New Statesman (1996) , Vol. 129, No. 4507
The seaside towns on the English south coast are safe again, left to the scudding autumn seas and the murmur of genteel voices in lounge bars and tearooms. The late-night plotting, the snatched affairs and the hangovers are now just a memory. But has anything changed? Already, most people can hardly remember anything that happened at the 2000 conferences -- except, perhaps, that Tony Blair got a sweaty shirt.
Yet there have been significant developments. The Lib Dems embraced a fairly leftish policy programme; Labour, under fire, held its nerve. And the Conservatives . . . well, what was all that about? This was the week the Tories tried being nice. We saw the calm, ever-reassuring face of Michael Ancram, the party chairman, rather than the sneering, angular phizogs of, say, John Redwood or Lord Tebbit. We heard about inner-city regeneration, social agendas. Michael Portillo was so nice that it was almost impossible to remember how the country had cheered when he lost his seat.
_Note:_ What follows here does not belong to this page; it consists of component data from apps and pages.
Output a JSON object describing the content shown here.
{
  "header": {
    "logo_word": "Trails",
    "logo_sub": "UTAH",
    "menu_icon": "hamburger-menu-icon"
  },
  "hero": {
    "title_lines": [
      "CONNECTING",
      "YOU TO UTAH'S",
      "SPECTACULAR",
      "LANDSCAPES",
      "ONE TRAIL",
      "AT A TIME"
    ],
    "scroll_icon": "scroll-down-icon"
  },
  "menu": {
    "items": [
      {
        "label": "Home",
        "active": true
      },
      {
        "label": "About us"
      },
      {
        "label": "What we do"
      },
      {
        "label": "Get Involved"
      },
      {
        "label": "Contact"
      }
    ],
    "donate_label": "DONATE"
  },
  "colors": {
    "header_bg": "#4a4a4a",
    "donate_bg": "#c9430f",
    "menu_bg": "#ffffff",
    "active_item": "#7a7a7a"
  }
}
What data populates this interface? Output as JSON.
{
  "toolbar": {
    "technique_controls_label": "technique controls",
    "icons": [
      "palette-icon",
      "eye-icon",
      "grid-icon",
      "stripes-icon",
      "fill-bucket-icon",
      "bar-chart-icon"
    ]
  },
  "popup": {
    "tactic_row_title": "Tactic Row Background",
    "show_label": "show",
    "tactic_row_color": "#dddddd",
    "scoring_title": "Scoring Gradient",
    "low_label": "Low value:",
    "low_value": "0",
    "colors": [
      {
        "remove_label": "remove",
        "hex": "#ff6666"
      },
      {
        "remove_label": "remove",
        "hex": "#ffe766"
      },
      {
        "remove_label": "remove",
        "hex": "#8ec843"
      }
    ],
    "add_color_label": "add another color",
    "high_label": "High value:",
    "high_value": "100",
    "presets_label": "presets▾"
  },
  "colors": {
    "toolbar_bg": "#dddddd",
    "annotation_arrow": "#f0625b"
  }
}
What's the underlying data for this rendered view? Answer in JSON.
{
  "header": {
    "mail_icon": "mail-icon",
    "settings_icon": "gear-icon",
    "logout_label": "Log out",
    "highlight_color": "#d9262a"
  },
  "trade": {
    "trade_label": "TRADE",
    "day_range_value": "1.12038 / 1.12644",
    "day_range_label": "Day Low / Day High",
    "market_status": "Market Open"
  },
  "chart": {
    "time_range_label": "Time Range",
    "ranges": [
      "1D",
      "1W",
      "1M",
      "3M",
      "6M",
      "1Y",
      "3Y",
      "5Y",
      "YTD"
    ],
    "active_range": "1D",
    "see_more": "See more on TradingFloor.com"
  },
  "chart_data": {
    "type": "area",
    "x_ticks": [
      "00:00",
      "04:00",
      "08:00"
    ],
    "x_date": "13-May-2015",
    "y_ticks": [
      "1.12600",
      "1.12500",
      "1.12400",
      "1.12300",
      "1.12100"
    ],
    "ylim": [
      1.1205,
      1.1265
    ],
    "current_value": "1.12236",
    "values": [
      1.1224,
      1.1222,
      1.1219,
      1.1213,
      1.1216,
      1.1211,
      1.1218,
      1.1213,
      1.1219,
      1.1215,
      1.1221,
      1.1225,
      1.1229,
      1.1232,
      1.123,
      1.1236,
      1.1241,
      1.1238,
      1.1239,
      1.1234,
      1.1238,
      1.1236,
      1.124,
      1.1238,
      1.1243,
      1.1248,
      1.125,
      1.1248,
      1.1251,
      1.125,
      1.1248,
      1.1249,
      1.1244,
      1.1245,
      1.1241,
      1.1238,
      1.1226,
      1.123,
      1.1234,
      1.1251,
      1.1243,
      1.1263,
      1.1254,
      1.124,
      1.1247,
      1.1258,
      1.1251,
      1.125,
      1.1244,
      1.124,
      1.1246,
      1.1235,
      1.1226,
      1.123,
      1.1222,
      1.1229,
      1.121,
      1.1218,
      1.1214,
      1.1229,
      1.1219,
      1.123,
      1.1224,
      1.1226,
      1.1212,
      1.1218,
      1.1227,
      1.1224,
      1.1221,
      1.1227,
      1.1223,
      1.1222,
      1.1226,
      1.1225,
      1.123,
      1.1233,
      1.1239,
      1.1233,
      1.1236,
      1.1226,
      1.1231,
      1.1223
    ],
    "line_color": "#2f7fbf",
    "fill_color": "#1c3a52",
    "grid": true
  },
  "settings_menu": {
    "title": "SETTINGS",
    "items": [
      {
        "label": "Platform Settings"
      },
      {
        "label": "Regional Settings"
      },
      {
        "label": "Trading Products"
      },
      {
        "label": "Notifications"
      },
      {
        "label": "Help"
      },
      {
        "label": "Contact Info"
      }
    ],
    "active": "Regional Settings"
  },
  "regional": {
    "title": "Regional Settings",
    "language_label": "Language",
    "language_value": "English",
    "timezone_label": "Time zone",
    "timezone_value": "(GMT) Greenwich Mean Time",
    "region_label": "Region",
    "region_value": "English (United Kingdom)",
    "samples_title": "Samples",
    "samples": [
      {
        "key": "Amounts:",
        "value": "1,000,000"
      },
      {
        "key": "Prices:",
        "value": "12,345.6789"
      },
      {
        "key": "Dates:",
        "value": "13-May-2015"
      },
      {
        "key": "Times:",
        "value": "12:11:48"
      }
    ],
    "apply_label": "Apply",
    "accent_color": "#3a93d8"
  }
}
Why such a sudden turnaround? It is not as if the Tories do "nice" very well -- when you look at the faces of some of the representatives, they exude "nasty". But Tory strategists have woken up to the rebirth of the Project. The Project, you will remember, was the grand plan devised by Blair and Paddy Ashdown to form a full-scale coalition, bringing two Lib Dems into the Cabinet after the election and leading, the Lib Dems hoped, to electoral reform that would entrench a centre-left coalition and turn the Tories into a protest party of the right. What went wrong was Labour's over-mighty majority.
Blair continued to nurture the idea. He held a meeting with Ashdown and Roy Jenkins six months after his election victory to discuss the possibility of sacking two of his least favoured Cabinet ministers in favour of Menzies Campbell and Alan Beith. The grass roots of both parties hated the idea -- so much so, in Labour's case, that it was quietly dropped. Ashdown, feeling betrayed, quit the game. We can expect more revelations about the extent of his negotiations with Blair in Ashdown's memoirs, to be published next month,
So what of Blair now? His conference speech was peppered with those good old socialist touchstones: solidarity, fairness, radicalism. It was enough to make old Labourites blub into their bitter. Roy Hattersley declared proudly that Labour had come home. But Blair still nurtures his dream of an anti-Tory century.
Charles Kennedy, realising the hostility that Ashdown's enthusiasm for new Labour provoked in his own party, is playing a quieter game. We won't be hearing much from him about the Project. But, behind the scenes, the Project is alive and kicking -- and stands a much better chance of reaching maturity this time around than in 1997. Kennedy and Blair get on well--better, if anything, than Ashdown and Blair did. Perhaps it is a generational thing: they chat cheerfully about David Bowie -- something it is hard to imagine Ashdown doing. …